- **WHAT THE TASK ASKS**
A verbatim copy of the records below, pictures omitted, is the task.

(Component data from apps and pages)
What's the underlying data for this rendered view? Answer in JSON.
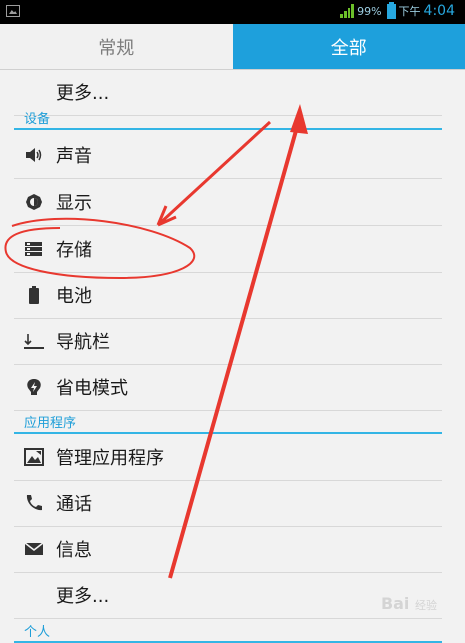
{
  "status_bar": {
    "battery_percent": "99%",
    "time_prefix": "下午",
    "time": "4:04"
  },
  "tabs": [
    {
      "label": "常规"
    },
    {
      "label": "全部"
    }
  ],
  "top_more": {
    "label": "更多..."
  },
  "sections": [
    {
      "title": "设备",
      "items": [
        {
          "label": "声音",
          "icon": "speaker-icon"
        },
        {
          "label": "显示",
          "icon": "brightness-icon"
        },
        {
          "label": "存储",
          "icon": "storage-icon"
        },
        {
          "label": "电池",
          "icon": "battery-icon"
        },
        {
          "label": "导航栏",
          "icon": "navigation-bar-icon"
        },
        {
          "label": "省电模式",
          "icon": "power-saving-icon"
        }
      ]
    },
    {
      "title": "应用程序",
      "items": [
        {
          "label": "管理应用程序",
          "icon": "apps-icon"
        },
        {
          "label": "通话",
          "icon": "phone-icon"
        },
        {
          "label": "信息",
          "icon": "message-icon"
        },
        {
          "label": "更多...",
          "icon": ""
        }
      ]
    },
    {
      "title": "个人"
    }
  ],
  "colors": {
    "accent": "#1ea0dc",
    "annotation": "#e8382f"
  },
  "watermark": {
    "text": "Bai",
    "suffix": "经验"
  }
}
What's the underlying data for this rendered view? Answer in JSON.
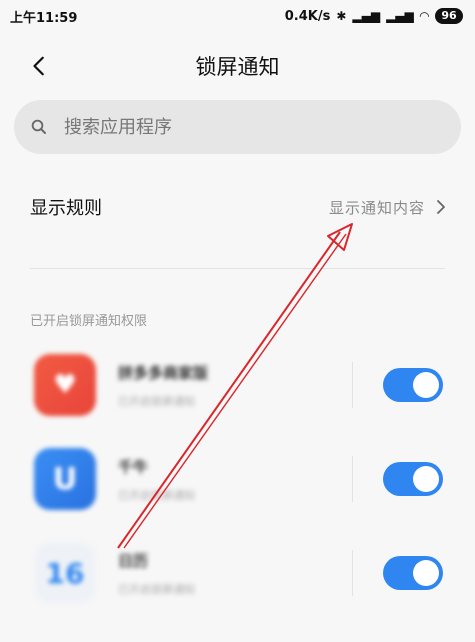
{
  "status_bar": {
    "time": "上午11:59",
    "network_speed": "0.4K/s",
    "battery": "96"
  },
  "header": {
    "title": "锁屏通知"
  },
  "search": {
    "placeholder": "搜索应用程序"
  },
  "rule": {
    "title": "显示规则",
    "value": "显示通知内容"
  },
  "section": {
    "label": "已开启锁屏通知权限"
  },
  "apps": [
    {
      "name": "拼多多商家版",
      "subtitle": "已开启锁屏通知",
      "icon": "app-icon-red",
      "enabled": true
    },
    {
      "name": "千牛",
      "subtitle": "已开启锁屏通知",
      "icon": "app-icon-blue",
      "enabled": true
    },
    {
      "name": "日历",
      "subtitle": "已开启锁屏通知",
      "icon": "calendar-icon",
      "icon_text": "16",
      "enabled": true
    }
  ],
  "colors": {
    "accent": "#2f86f0",
    "annotation_arrow": "#d9262b"
  }
}
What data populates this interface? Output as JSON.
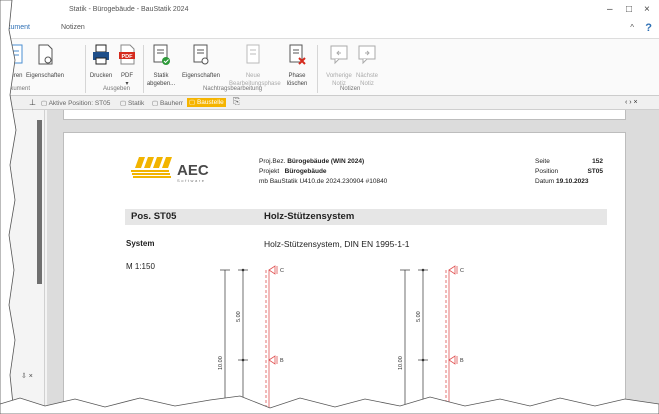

- **SOLUTION BELOW**
What's the underlying data for this rendered view? Answer in JSON.
{
  "status_bar": {
    "battery_percent": "99%",
    "time_prefix": "下午",
    "time": "4:04"
  },
  "tabs": [
    {
      "label": "常规"
    },
    {
      "label": "全部"
    }
  ],
  "top_more": {
    "label": "更多..."
  },
  "sections": [
    {
      "title": "设备",
      "items": [
        {
          "label": "声音",
          "icon": "speaker-icon"
        },
        {
          "label": "显示",
          "icon": "brightness-icon"
        },
        {
          "label": "存储",
          "icon": "storage-icon"
        },
        {
          "label": "电池",
          "icon": "battery-icon"
        },
        {
          "label": "导航栏",
          "icon": "navigation-bar-icon"
        },
        {
          "label": "省电模式",
          "icon": "power-saving-icon"
        }
      ]
    },
    {
      "title": "应用程序",
      "items": [
        {
          "label": "管理应用程序",
          "icon": "apps-icon"
        },
        {
          "label": "通话",
          "icon": "phone-icon"
        },
        {
          "label": "信息",
          "icon": "message-icon"
        },
        {
          "label": "更多...",
          "icon": ""
        }
      ]
    },
    {
      "title": "个人"
    }
  ],
  "colors": {
    "accent": "#1ea0dc",
    "annotation": "#e8382f"
  },
  "watermark": {
    "text": "Bai",
    "suffix": "经验"
  }
}
What's the underlying data for this rendered view? Answer in JSON.
{
  "status_bar": {
    "time": "上午11:59",
    "network_speed": "0.4K/s",
    "battery": "96"
  },
  "header": {
    "title": "锁屏通知"
  },
  "search": {
    "placeholder": "搜索应用程序"
  },
  "rule": {
    "title": "显示规则",
    "value": "显示通知内容"
  },
  "section": {
    "label": "已开启锁屏通知权限"
  },
  "apps": [
    {
      "name": "拼多多商家版",
      "subtitle": "已开启锁屏通知",
      "icon": "app-icon-red",
      "enabled": true
    },
    {
      "name": "千牛",
      "subtitle": "已开启锁屏通知",
      "icon": "app-icon-blue",
      "enabled": true
    },
    {
      "name": "日历",
      "subtitle": "已开启锁屏通知",
      "icon": "calendar-icon",
      "icon_text": "16",
      "enabled": true
    }
  ],
  "colors": {
    "accent": "#2f86f0",
    "annotation_arrow": "#d9262b"
  }
}
What data populates this interface? Output as JSON.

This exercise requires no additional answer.